Expats enjoy Lunar New Year celebrations in Yiwu
Lina shows a red lantern she makes at a festive activity held at the Jimingshan residential community in Yiwu on Lunar New Year's Eve. [Photo/chinanews.com]
An Afghan teen who goes by the Chinese name Lina recently discussed how she spent this year's Spring Festival holiday in Yiwu, East China's Zhejiang province with local media outlets.
Lina, who is 16 years old, moved to Yiwu three years ago with her parents who are businesspeople seeking opportunities in the city's gargantuan wholesale market of small commodities.
The Afghan family currently lives in the city's Jimingshan residential community, along with about 1,380 expats from 74 countries and regions. The multicultural community is often compared to the United Nations by locals.
Lina has developed a strong interest in traditional Chinese culture. Besides studying the Chinese language at school, she often attends cultural exchange activities, as well as tries her hand at Chinese-style paper-cutting and embroidery.
However, Lina had never personally experienced the Chinese Lunar New Year celebrations in previous years, as she would usually travel back to her hom country as most of the community's expat residents did during the Spring Festival holiday.
Due to the ongoing COVID-19 pandemic, more than 300 foreign residents in Jimingshan, including Lina's family, decided to stay over the holiday this year. Accordingly, local authorities invited them to take part in a series of festive activities to show the hospitality of Chinese people.
Expats and community workers are pictured at a festive activity at the Jimingshan residential community in Yiwu during the Spring Festival holiday. [Photo/chinanews.com]
"It feels like a cozy family reunion when people enjoy the meal together," a Yemenese young man who goes by the Chinese name Bada said when he attended a Lunar New Year's Eve dinner party at the community.
Bada has been living in Yiwu for three years as well, running a foreign trade company during the day and learning Mandarin at night. In early 2020, he joined a group of 40 expat volunteers who served the community's COVID-19 epidemic control efforts, helping with temperature and identity checks at its entrance, as well as the purchase and delivery of living necessities for its residents.

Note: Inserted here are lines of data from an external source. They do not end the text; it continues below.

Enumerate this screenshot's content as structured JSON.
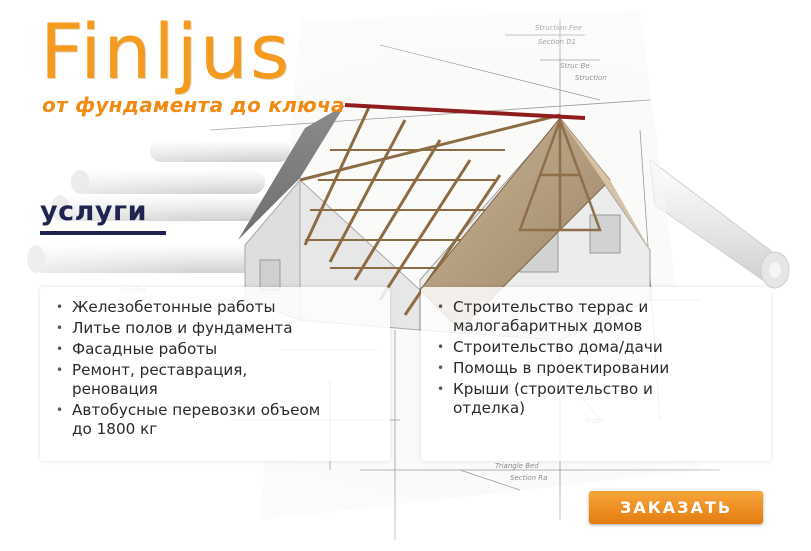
{
  "brand": {
    "title": "Finljus",
    "tagline": "от фундамента до ключа"
  },
  "services": {
    "heading": "услуги",
    "left_items": [
      "Железобетонные работы",
      "Литье полов и фундамента",
      "Фасадные работы",
      "Ремонт, реставрация,\nреновация",
      "Автобусные перевозки объеом\nдо 1800 кг"
    ],
    "right_items": [
      "Строительство террас и\nмалогабаритных домов",
      "Строительство дома/дачи",
      "Помощь в проектировании",
      "Крыши (строительство и\nотделка)"
    ]
  },
  "cta": {
    "order_label": "ЗАКАЗАТЬ"
  },
  "colors": {
    "brand_orange": "#f39a1f",
    "heading_navy": "#1f2451",
    "button_orange": "#ee8e22"
  },
  "images": {
    "background": "house-construction-blueprint-illustration"
  }
}
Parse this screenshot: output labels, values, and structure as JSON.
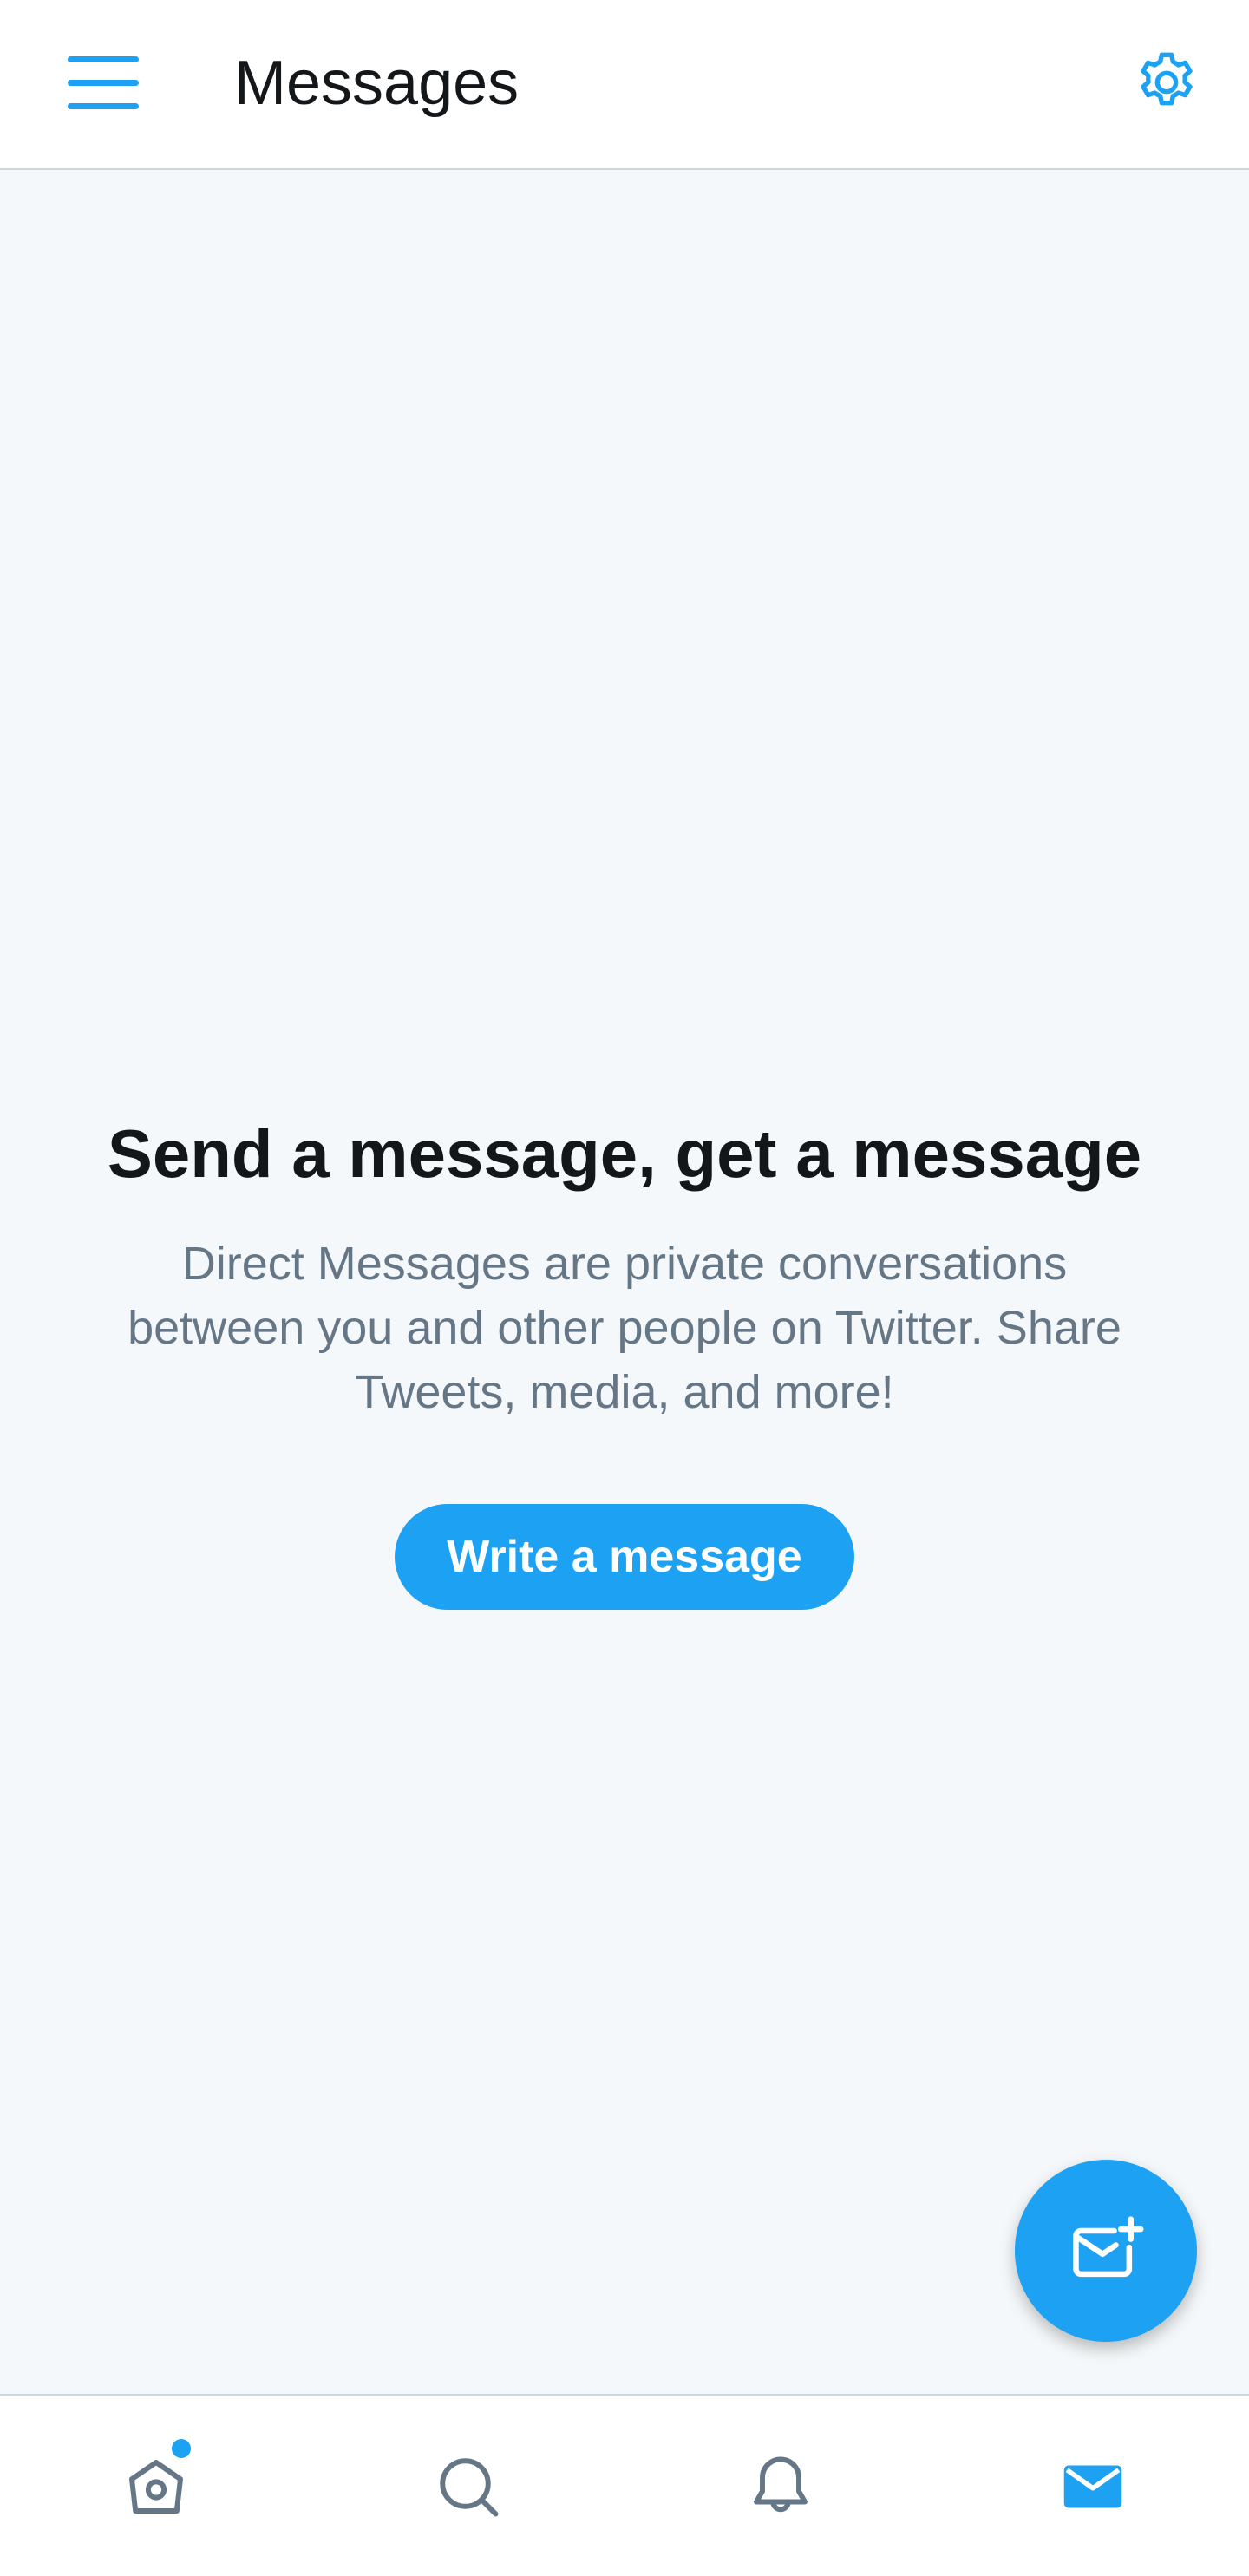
{
  "header": {
    "title": "Messages",
    "menu_icon": "hamburger-menu-icon",
    "settings_icon": "gear-icon"
  },
  "empty_state": {
    "title": "Send a message, get a message",
    "description": "Direct Messages are private conversations between you and other people on Twitter. Share Tweets, media, and more!",
    "button_label": "Write a message"
  },
  "fab": {
    "icon": "new-message-icon"
  },
  "bottom_nav": {
    "items": [
      {
        "name": "home",
        "icon": "home-icon",
        "has_badge": true
      },
      {
        "name": "search",
        "icon": "search-icon"
      },
      {
        "name": "notifications",
        "icon": "bell-icon"
      },
      {
        "name": "messages",
        "icon": "envelope-icon",
        "active": true
      }
    ]
  },
  "colors": {
    "accent": "#1da1f2",
    "text_primary": "#14171a",
    "text_secondary": "#657786",
    "background": "#f5f8fa",
    "nav_icon": "#657786"
  }
}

Bada said that he now has a strong sense of security about China and feels motivated to permanently stay in the country, which appeals to him far beyond its nice food and scenery.
"Through the pandemic, I found that the Chinese government was able to react effectively and efficiently," Bada said. He added that he had not imagined that the COVID-19 pandemic could be brought under control so quickly in China. With the resumption of all industries, his toy exportation business ended up making positive growth last year.
Bada said that he was also impressed with the kindness of Chinese people. "No one treats me like 'an outsider' here. People always help me out in a timely manner when I get into difficulties," he explained.
Bada shows a red lantern that he makes at a festive activity held at the Jimingshan residential community in Yiwu on Lunar New Year's Eve. [Photo/chinanews.com]